━━ Supplied entries

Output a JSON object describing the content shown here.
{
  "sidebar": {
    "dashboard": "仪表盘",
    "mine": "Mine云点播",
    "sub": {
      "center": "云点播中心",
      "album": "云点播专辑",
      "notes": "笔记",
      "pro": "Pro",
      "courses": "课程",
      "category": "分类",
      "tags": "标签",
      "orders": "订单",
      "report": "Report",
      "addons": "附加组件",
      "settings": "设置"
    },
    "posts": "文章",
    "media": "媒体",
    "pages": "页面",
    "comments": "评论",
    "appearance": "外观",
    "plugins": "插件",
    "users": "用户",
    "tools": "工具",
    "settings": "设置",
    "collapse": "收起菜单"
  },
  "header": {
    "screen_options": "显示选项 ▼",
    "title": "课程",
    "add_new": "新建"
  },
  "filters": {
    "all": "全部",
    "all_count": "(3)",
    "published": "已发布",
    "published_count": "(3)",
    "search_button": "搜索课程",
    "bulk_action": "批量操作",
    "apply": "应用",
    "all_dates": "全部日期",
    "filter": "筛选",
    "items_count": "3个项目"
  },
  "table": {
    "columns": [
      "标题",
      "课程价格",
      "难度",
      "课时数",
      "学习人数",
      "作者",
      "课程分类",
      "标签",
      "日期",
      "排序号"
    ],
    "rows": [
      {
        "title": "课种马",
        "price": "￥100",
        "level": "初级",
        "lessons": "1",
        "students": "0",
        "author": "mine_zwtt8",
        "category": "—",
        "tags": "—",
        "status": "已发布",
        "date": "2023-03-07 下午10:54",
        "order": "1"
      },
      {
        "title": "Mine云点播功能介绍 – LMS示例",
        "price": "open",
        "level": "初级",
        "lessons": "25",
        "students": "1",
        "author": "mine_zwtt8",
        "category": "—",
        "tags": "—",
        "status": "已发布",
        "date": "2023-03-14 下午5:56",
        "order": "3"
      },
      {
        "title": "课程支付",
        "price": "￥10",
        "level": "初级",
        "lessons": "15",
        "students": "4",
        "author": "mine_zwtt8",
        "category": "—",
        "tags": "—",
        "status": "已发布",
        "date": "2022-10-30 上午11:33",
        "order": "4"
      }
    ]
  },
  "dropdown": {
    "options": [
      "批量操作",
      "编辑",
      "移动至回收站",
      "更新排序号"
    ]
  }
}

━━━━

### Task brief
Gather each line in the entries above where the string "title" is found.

### Your response
    "title": "课程",
        "title": "课种马",
        "title": "Mine云点播功能介绍 – LMS示例",
        "title": "课程支付",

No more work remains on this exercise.